▸ **Provided information**:
----------------------------------------

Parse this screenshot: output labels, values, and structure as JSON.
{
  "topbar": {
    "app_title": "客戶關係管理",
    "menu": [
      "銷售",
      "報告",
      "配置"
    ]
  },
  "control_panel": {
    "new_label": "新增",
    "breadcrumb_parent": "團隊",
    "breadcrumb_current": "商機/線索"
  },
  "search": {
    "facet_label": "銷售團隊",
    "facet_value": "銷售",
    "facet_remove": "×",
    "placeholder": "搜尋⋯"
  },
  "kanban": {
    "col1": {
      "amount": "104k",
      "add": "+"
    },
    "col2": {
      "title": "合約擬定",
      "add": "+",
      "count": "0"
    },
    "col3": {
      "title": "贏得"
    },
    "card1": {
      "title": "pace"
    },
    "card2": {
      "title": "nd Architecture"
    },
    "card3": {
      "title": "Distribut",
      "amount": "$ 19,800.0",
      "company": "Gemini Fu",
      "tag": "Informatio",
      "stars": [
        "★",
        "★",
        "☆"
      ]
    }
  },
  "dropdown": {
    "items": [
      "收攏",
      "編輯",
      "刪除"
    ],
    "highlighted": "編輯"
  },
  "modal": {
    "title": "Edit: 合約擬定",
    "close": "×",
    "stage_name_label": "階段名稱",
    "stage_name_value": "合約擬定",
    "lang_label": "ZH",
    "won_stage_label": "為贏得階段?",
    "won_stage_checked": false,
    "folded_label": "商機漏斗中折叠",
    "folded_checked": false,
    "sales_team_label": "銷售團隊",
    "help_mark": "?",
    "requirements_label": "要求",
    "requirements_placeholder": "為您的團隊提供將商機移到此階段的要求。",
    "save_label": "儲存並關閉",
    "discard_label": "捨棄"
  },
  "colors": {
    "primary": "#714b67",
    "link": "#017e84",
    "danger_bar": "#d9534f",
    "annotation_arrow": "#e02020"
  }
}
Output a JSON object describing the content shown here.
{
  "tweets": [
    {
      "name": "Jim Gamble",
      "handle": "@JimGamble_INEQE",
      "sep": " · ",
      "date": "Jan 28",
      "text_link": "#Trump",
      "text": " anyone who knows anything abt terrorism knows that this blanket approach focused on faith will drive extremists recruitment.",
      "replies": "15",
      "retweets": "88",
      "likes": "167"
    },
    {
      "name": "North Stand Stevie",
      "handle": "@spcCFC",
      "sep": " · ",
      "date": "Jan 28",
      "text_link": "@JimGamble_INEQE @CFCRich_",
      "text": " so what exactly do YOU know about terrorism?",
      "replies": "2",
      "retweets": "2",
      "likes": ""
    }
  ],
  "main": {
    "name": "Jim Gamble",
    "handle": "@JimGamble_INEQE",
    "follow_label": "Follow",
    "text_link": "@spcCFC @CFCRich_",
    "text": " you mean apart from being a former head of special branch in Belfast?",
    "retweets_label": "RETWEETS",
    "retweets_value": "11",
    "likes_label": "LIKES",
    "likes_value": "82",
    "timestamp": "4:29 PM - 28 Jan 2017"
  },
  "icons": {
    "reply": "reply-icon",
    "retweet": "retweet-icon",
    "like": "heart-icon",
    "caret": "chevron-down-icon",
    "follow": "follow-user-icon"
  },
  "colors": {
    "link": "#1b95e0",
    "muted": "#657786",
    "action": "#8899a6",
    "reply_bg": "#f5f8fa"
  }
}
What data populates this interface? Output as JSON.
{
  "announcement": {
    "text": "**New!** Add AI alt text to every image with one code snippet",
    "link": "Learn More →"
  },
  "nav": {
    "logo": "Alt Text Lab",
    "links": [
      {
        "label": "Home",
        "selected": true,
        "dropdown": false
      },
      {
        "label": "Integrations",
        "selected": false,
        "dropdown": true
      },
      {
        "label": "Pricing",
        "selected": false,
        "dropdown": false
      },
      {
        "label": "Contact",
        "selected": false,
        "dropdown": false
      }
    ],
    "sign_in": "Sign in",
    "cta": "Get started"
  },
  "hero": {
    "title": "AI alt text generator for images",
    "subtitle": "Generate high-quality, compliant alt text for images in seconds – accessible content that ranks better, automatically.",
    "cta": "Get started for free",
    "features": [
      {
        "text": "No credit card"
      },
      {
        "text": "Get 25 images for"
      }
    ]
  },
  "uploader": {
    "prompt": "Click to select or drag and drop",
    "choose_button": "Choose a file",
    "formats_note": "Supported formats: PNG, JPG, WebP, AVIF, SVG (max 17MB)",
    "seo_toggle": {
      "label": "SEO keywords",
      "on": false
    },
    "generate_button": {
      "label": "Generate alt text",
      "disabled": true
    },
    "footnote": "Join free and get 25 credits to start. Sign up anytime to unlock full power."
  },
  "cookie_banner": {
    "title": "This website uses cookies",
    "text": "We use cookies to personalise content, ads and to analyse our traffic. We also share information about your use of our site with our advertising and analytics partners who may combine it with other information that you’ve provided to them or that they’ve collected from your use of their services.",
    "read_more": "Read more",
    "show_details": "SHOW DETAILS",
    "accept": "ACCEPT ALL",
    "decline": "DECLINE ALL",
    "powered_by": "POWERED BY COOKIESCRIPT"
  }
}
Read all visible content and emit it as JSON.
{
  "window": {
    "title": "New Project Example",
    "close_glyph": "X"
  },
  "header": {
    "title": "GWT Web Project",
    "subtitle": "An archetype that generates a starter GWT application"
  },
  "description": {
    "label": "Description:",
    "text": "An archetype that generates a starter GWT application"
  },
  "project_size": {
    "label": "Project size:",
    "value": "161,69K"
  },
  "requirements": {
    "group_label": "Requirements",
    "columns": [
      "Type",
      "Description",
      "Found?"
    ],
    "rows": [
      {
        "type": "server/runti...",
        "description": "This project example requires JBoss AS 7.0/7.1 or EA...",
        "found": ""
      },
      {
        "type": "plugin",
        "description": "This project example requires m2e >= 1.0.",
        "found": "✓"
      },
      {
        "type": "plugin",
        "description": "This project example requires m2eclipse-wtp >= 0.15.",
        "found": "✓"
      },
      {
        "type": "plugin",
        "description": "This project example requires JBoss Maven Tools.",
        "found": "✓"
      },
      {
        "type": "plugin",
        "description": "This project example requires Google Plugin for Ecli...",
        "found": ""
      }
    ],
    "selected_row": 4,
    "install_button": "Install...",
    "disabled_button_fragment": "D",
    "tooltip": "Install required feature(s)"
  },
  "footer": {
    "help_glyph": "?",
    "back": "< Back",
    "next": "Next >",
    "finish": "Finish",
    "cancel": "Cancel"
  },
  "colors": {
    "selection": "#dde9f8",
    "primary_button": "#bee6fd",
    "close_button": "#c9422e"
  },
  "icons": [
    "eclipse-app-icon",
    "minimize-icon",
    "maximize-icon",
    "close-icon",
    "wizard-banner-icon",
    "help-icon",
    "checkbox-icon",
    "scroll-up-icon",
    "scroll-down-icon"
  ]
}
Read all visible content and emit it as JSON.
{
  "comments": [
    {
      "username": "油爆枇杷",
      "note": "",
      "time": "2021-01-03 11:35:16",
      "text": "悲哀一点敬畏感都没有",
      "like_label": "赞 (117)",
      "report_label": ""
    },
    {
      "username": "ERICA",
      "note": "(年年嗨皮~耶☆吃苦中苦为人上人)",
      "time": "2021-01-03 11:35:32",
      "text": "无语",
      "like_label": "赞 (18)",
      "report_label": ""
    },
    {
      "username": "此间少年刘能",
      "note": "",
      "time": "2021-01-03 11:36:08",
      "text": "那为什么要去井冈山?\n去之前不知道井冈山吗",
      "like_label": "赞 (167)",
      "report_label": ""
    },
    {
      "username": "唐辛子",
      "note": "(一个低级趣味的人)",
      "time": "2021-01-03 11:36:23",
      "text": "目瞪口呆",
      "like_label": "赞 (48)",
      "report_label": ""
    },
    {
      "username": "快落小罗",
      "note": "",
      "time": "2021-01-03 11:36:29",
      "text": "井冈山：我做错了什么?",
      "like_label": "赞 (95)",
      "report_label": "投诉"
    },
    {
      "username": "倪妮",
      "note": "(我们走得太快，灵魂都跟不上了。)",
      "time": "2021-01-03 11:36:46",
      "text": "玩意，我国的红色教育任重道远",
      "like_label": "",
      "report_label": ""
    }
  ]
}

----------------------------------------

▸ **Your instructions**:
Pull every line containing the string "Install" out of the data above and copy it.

▸ **Solution below**:
    "install_button": "Install...",
    "tooltip": "Install required feature(s)"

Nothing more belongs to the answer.